··· Data for this exercise ···

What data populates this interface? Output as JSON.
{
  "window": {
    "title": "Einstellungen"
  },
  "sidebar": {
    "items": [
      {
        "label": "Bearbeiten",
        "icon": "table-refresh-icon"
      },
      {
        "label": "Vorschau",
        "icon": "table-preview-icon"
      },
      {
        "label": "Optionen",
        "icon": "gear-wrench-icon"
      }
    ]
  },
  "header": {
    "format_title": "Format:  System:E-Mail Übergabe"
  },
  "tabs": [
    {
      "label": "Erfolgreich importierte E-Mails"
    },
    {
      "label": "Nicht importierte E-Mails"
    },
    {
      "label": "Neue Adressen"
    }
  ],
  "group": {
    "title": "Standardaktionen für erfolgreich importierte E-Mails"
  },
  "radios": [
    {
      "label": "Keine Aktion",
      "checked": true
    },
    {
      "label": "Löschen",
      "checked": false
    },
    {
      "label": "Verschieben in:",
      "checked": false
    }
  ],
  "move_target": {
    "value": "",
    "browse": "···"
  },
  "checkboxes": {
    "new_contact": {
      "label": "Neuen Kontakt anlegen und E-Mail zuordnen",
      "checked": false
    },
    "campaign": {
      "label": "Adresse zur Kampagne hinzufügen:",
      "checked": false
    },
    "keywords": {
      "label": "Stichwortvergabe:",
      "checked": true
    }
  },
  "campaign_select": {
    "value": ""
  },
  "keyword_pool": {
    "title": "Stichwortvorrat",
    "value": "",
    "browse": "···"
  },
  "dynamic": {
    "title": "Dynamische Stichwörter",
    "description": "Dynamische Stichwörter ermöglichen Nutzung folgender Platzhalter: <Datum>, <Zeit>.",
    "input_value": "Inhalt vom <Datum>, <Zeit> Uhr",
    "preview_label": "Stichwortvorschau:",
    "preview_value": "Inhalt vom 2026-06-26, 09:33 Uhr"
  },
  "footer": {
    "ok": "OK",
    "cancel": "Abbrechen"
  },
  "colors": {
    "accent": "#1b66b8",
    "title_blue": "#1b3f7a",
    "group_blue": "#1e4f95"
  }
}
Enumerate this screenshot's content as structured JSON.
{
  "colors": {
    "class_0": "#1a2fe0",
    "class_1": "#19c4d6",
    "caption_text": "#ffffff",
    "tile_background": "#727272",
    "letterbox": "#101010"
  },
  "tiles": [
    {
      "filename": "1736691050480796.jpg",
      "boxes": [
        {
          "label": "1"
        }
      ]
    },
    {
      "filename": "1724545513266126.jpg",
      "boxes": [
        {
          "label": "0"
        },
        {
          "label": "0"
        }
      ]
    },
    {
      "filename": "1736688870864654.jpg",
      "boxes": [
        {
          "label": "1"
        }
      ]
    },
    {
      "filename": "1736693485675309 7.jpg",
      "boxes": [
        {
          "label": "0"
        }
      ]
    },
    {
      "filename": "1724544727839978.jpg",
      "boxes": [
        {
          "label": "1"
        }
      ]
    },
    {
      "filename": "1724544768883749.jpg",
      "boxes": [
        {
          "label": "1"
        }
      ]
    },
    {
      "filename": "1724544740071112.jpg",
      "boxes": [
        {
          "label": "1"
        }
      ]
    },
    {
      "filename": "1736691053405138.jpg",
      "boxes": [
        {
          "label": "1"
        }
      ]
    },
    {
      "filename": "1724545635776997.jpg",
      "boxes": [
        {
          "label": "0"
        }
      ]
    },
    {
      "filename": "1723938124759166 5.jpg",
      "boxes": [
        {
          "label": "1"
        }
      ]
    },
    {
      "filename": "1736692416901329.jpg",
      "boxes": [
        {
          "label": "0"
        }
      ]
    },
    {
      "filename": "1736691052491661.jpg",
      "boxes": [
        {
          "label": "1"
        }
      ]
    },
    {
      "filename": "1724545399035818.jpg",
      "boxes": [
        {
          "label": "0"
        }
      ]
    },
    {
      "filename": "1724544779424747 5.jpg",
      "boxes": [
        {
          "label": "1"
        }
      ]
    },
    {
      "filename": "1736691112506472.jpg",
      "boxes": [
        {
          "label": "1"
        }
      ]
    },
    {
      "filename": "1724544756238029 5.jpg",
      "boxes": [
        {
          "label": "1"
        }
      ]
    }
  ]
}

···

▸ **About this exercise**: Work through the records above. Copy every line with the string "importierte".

▸ **Solution for this exercise**:
      "label": "Erfolgreich importierte E-Mails"
      "label": "Nicht importierte E-Mails"
    "title": "Standardaktionen für erfolgreich importierte E-Mails"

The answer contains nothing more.